The authors reviewed 10 years of data obtained in patients who underwent cervical laminectomy without fusion for intradural tumor resection and who had normal spinal stability and alignment preoperatively. The association of pre- and intraoperative variables with the subsequent need for fusion for progressive symptomatic cervical instability was assessed using logistic regression analysis, and percentages were compared using Fisher exact tests when appropriate.

Results

Thirty-two patients (mean age 41 ± 17 years) underwent cervical laminectomy without fusion for resection of an intradural tumor (18 intramedullary and 14 extramedullary). Each increasing number of laminectomies performed was associated with a 3.1-fold increase in the likelihood of subsequent vertebral instability (odds ratio 3.114, 95% confidence interval 1.207–8.034, p = 0.02). At a mean follow-up interval of 25.2 months, 33% (4 of 12) of the patients who had undergone a ≥ 3-level laminectomy required subsequent fusion compared with 5% (1 of 20) who had undergone a ≤ 2-level laminectomy (p = 0.03). Four (36%) of 11 patients initially presenting with myelopathic motor disturbance required subsequent fusion compared with 1 (5%) of 21 presenting initially with myelopathic sensory or radicular symptoms (p = 0.02). Age, the presence of a syrinx, intramedullary tumor, C-2 laminectomy, C-7 laminectomy, and laminoplasty were not associated with subsequent symptomatic instability requiring fusion.

Conclusions

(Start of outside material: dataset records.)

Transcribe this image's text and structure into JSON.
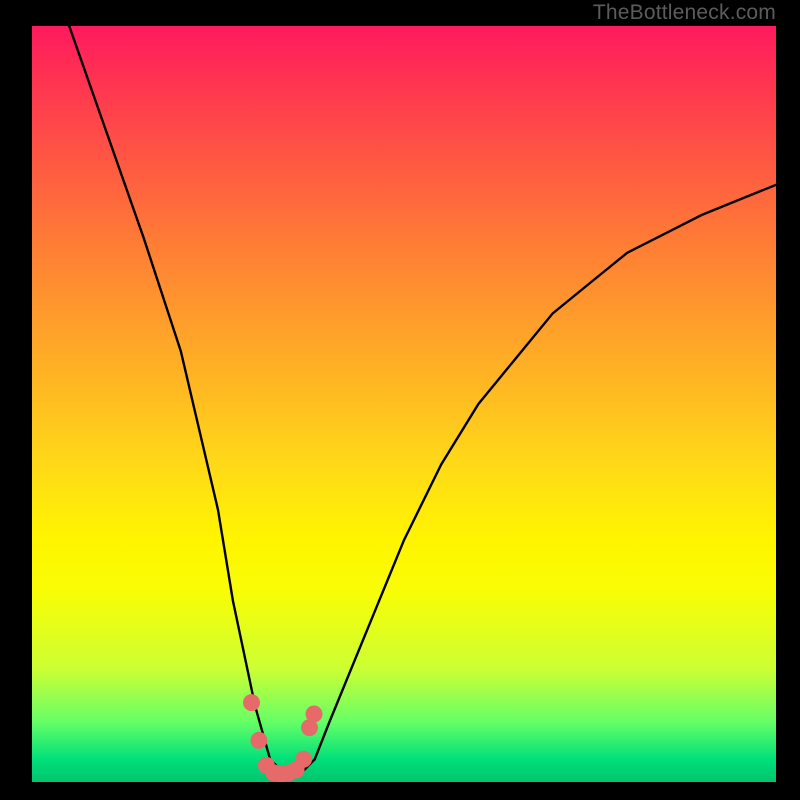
{
  "watermark": "TheBottleneck.com",
  "chart_data": {
    "type": "line",
    "title": "",
    "xlabel": "",
    "ylabel": "",
    "xlim": [
      0,
      100
    ],
    "ylim": [
      0,
      100
    ],
    "series": [
      {
        "name": "bottleneck-curve",
        "x": [
          5,
          10,
          15,
          20,
          25,
          27,
          30,
          32,
          34,
          36,
          38,
          40,
          45,
          50,
          55,
          60,
          65,
          70,
          75,
          80,
          85,
          90,
          95,
          100
        ],
        "values": [
          100,
          86,
          72,
          57,
          36,
          24,
          10,
          3,
          1,
          1,
          3,
          8,
          20,
          32,
          42,
          50,
          56,
          62,
          66,
          70,
          72.5,
          75,
          77,
          79
        ]
      }
    ],
    "markers": {
      "name": "highlighted-points",
      "x": [
        29.5,
        30.5,
        31.5,
        32.5,
        33.5,
        34.5,
        35.5,
        36.5,
        37.3,
        37.9
      ],
      "values": [
        10.5,
        5.5,
        2.2,
        1.2,
        1.0,
        1.2,
        1.6,
        3.0,
        7.2,
        9.0
      ]
    },
    "background_gradient": {
      "top": "#ff1a5e",
      "mid": "#fff500",
      "bottom": "#00c46e"
    }
  }
}
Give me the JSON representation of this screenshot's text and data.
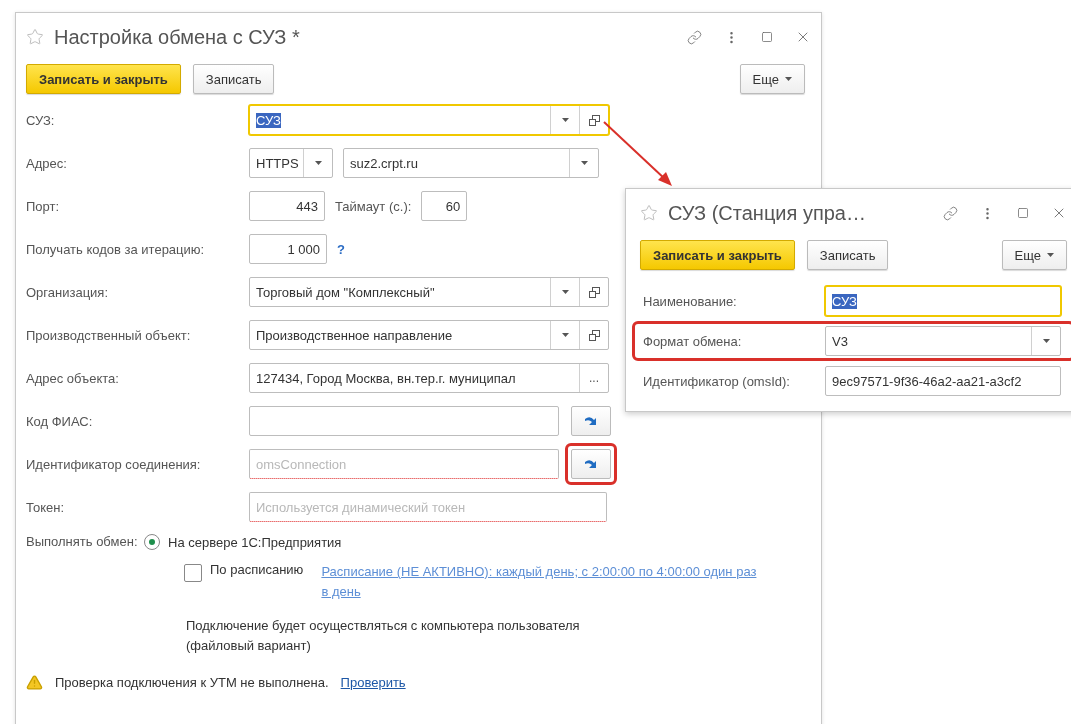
{
  "main_window": {
    "title": "Настройка обмена с СУЗ *",
    "buttons": [
      {
        "label": "Записать и закрыть",
        "kind": "primary"
      },
      {
        "label": "Записать",
        "kind": "default"
      }
    ],
    "more_button": "Еще",
    "fields": [
      {
        "label": "СУЗ:",
        "kind": "ref",
        "value": "СУЗ",
        "focused": true,
        "text_selected": true
      },
      {
        "label": "Адрес:",
        "kind": "address",
        "protocol": "HTTPS",
        "value": "suz2.crpt.ru"
      },
      {
        "label": "Порт:",
        "kind": "port",
        "value": "443",
        "timeout_label": "Таймаут (с.):",
        "timeout": "60"
      },
      {
        "label": "Получать кодов за итерацию:",
        "kind": "count",
        "value": "1 000",
        "help": "?"
      },
      {
        "label": "Организация:",
        "kind": "ref",
        "value": "Торговый дом \"Комплексный\"",
        "focused": false,
        "text_selected": false
      },
      {
        "label": "Производственный объект:",
        "kind": "ref",
        "value": "Производственное направление",
        "focused": false,
        "text_selected": false
      },
      {
        "label": "Адрес объекта:",
        "kind": "picker",
        "value": "127434, Город Москва, вн.тер.г. муниципал",
        "button": "..."
      },
      {
        "label": "Код ФИАС:",
        "kind": "fill",
        "required": false,
        "highlighted": false
      },
      {
        "label": "Идентификатор соединения:",
        "kind": "fill",
        "placeholder": "omsConnection",
        "required": true,
        "highlighted": true
      },
      {
        "label": "Токен:",
        "kind": "plain",
        "placeholder": "Используется динамический токен",
        "required": true
      }
    ],
    "exchange": {
      "label": "Выполнять обмен:",
      "radio": {
        "label": "На сервере 1С:Предприятия",
        "selected": true
      },
      "schedule": {
        "label": "По расписанию",
        "checked": false,
        "link": "Расписание (НЕ АКТИВНО): каждый день; с 2:00:00 по 4:00:00 один раз в день"
      },
      "note": "Подключение будет осуществляться с компьютера пользователя (файловый вариант)"
    },
    "warning": {
      "text": "Проверка подключения к УТМ не выполнена.",
      "link": "Проверить"
    }
  },
  "popup_window": {
    "title": "СУЗ (Станция упра…",
    "buttons": [
      {
        "label": "Записать и закрыть",
        "kind": "primary"
      },
      {
        "label": "Записать",
        "kind": "default"
      }
    ],
    "more_button": "Еще",
    "fields": [
      {
        "label": "Наименование:",
        "kind": "text",
        "value": "СУЗ",
        "focused": true,
        "text_selected": true,
        "highlighted": false
      },
      {
        "label": "Формат обмена:",
        "kind": "select",
        "value": "V3",
        "focused": false,
        "text_selected": false,
        "highlighted": true
      },
      {
        "label": "Идентификатор (omsId):",
        "kind": "text",
        "value": "9ec97571-9f36-46a2-aa21-a3cf2",
        "focused": false,
        "text_selected": false,
        "highlighted": false
      }
    ]
  }
}
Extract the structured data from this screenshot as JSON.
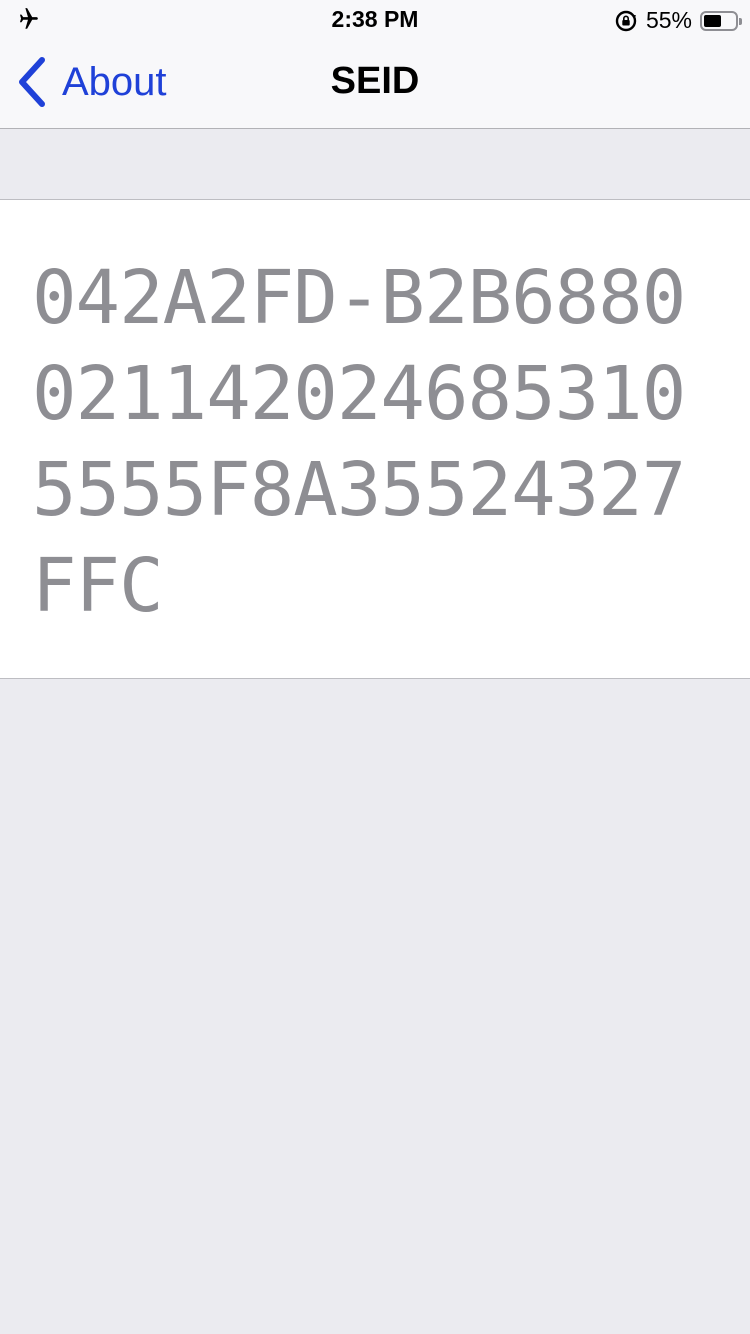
{
  "status_bar": {
    "time": "2:38 PM",
    "battery_percent_label": "55%",
    "battery_level": 0.55,
    "icons": [
      "airplane-mode-icon",
      "orientation-lock-icon",
      "battery-icon"
    ]
  },
  "nav": {
    "back_label": "About",
    "title": "SEID"
  },
  "content": {
    "seid_value": "042A2FD-B2B68800211420246853105555F8A35524327FFC"
  },
  "colors": {
    "accent": "#1f41d8",
    "background": "#ebebf0",
    "card": "#ffffff",
    "value_text": "#8e8e93"
  }
}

In the authors' experience with intradural cervical tumor resection, patients presenting with myelopathic motor symptoms or those undergoing a ≥ 3-level cervical laminectomy had an increased likelihood of developing subsequent symptomatic instability requiring fusion. A ≥ 3-level laminectomy with myelopathic motor symptoms may herald patients most likely to benefit from cervical fusion at the time of tumor resection.